• **Work to be completed**: Return the lines below that carry the word "Liste".

Data entries
* * * * * * *

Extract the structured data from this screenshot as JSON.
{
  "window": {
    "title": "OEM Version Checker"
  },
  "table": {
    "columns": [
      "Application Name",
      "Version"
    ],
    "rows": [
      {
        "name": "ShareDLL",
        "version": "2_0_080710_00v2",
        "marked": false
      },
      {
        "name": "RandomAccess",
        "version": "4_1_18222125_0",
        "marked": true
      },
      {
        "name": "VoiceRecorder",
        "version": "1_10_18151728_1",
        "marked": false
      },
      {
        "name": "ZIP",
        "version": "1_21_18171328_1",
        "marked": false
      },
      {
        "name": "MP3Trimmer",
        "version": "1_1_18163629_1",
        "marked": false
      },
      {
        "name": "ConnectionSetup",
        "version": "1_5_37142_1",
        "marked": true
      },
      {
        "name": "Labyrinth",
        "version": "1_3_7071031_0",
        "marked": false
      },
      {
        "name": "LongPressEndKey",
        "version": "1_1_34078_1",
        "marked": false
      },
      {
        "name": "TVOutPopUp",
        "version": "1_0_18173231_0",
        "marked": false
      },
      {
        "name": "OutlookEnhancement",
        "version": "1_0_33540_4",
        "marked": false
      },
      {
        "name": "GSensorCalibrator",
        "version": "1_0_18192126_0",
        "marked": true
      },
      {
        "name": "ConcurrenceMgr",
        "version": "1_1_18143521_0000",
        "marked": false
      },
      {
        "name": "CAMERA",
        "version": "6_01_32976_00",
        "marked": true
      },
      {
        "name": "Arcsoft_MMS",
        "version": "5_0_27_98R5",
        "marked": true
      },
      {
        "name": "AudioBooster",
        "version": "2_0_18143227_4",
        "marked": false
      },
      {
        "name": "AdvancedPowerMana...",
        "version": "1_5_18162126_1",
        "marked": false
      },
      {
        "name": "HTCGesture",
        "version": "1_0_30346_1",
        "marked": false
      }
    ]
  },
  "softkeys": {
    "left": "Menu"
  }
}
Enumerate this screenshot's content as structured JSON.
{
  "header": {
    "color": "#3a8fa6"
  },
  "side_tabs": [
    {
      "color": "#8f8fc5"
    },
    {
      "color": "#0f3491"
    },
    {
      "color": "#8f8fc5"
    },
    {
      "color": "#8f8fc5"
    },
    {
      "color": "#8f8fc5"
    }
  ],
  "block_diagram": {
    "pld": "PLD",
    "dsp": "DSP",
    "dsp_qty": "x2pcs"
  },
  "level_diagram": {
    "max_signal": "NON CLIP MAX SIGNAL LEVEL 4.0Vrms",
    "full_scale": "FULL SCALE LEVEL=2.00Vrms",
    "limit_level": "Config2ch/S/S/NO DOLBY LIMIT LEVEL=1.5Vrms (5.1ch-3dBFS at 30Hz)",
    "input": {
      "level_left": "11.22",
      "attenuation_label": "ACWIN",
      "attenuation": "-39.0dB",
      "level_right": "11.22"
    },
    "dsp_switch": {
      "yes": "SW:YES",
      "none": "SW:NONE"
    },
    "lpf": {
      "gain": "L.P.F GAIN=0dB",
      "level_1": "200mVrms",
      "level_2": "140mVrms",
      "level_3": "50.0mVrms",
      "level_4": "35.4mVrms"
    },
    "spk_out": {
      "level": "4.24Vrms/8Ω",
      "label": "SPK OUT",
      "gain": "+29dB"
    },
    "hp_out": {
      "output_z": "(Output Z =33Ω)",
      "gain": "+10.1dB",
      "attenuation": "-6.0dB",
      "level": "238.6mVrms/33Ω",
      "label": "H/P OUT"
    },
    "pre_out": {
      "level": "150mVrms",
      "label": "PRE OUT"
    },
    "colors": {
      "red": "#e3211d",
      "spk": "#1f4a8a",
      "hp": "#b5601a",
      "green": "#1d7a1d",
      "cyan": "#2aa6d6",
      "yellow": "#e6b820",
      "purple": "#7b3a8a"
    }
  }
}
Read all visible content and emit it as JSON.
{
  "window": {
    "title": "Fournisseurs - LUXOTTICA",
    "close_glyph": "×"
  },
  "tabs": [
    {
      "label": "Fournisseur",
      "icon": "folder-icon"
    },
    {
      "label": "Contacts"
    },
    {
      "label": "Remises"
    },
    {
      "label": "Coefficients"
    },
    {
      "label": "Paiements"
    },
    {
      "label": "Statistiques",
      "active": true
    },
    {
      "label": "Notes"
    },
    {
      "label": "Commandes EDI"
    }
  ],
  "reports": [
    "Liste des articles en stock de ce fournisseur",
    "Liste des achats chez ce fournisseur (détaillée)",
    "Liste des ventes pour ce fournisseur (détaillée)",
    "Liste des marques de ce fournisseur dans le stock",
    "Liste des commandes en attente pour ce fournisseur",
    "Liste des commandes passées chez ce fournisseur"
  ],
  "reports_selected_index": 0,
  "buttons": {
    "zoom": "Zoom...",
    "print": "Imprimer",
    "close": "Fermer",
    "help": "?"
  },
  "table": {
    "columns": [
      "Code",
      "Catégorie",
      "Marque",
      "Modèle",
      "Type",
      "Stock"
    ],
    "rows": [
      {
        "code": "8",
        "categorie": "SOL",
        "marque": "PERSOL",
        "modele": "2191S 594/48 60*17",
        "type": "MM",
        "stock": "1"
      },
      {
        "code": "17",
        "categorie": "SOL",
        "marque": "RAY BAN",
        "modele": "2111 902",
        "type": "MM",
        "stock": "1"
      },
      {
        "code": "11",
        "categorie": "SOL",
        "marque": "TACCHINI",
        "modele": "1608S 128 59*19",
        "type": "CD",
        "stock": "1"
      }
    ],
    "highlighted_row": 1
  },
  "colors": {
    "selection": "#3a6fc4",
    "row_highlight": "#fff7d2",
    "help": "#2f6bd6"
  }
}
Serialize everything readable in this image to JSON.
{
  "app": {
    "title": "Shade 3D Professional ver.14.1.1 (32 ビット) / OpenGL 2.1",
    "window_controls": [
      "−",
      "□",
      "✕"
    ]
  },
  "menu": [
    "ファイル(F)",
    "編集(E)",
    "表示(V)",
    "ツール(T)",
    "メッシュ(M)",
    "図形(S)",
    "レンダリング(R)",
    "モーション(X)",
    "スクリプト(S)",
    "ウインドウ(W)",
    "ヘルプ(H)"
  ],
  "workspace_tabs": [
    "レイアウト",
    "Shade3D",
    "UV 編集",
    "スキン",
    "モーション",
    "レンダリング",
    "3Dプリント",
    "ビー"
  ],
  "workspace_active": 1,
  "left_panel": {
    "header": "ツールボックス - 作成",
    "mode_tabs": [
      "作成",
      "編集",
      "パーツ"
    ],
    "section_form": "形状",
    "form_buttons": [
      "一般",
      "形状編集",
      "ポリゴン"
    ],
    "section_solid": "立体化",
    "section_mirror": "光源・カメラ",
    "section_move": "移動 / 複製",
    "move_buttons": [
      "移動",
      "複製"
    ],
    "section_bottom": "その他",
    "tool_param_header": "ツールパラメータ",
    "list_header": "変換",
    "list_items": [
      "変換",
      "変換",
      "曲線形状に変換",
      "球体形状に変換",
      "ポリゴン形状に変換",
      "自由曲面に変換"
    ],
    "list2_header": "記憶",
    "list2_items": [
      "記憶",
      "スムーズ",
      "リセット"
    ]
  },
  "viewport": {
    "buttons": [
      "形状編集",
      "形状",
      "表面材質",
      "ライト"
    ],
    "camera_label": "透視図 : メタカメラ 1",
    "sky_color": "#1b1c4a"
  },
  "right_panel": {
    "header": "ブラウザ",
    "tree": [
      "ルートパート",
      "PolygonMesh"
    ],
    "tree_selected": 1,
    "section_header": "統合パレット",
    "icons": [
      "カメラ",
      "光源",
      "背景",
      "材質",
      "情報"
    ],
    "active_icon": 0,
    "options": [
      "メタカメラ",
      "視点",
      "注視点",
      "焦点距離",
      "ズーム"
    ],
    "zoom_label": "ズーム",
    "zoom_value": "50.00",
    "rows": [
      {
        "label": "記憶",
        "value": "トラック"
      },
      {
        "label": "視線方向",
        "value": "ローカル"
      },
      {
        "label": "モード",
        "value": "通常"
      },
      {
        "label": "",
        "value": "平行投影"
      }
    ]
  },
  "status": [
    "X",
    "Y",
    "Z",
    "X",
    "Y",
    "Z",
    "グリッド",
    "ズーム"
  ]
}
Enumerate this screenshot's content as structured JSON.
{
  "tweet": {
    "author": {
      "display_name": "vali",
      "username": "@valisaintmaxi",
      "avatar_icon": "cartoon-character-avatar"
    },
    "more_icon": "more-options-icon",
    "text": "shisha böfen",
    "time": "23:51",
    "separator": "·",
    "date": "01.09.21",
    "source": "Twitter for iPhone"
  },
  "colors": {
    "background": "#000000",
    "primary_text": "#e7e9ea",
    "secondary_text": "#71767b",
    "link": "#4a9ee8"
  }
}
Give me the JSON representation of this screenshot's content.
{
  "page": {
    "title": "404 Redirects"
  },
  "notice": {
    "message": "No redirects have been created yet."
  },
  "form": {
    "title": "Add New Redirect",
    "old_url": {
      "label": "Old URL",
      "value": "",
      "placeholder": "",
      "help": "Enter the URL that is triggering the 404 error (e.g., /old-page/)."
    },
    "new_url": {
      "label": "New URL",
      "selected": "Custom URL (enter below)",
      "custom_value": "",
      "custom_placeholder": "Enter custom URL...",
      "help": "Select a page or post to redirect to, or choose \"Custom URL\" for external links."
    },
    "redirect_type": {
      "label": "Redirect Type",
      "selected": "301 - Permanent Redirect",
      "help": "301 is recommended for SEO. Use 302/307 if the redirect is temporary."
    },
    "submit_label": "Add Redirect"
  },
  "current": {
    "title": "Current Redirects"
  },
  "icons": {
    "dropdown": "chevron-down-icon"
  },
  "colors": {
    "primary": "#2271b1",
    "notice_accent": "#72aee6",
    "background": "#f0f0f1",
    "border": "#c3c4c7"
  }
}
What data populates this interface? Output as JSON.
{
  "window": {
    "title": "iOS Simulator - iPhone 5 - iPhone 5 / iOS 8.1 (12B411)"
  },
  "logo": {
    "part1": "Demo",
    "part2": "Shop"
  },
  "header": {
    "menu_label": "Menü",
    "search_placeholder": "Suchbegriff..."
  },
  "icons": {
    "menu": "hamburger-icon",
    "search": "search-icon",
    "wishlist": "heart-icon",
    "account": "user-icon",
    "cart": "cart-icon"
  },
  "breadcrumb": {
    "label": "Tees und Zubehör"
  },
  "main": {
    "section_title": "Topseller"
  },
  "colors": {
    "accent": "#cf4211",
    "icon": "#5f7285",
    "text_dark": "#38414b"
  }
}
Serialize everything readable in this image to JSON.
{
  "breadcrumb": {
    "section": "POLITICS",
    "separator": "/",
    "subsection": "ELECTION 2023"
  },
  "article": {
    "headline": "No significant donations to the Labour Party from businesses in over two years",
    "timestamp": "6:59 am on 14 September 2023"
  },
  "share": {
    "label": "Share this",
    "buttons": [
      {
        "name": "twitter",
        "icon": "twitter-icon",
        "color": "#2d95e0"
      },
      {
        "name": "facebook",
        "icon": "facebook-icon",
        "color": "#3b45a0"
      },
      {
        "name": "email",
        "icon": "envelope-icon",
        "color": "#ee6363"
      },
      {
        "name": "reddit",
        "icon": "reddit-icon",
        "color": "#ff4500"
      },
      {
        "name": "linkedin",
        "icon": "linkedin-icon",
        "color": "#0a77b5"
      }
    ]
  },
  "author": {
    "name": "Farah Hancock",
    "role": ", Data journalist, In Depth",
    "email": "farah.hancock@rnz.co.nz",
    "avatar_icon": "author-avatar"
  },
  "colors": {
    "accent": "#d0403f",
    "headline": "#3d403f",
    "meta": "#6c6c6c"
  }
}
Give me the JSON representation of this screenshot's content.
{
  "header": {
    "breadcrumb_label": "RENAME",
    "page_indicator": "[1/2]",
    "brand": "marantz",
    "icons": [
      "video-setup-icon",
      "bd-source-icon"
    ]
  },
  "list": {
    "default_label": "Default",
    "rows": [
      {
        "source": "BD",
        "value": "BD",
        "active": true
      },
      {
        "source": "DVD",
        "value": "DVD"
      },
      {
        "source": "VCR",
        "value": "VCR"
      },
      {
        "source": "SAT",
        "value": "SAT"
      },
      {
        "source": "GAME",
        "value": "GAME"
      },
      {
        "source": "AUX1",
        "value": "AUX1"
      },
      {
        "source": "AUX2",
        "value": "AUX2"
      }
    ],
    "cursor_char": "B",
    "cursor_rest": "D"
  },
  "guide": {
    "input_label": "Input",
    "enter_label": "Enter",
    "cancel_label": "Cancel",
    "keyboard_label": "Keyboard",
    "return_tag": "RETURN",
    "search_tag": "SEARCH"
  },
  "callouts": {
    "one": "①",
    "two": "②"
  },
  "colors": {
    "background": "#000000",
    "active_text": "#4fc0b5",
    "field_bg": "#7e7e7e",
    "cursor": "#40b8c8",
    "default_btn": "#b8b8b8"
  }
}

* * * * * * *

• **The answer**:
    "Liste des articles en stock de ce fournisseur",
    "Liste des achats chez ce fournisseur (détaillée)",
    "Liste des ventes pour ce fournisseur (détaillée)",
    "Liste des marques de ce fournisseur dans le stock",
    "Liste des commandes en attente pour ce fournisseur",
    "Liste des commandes passées chez ce fournisseur"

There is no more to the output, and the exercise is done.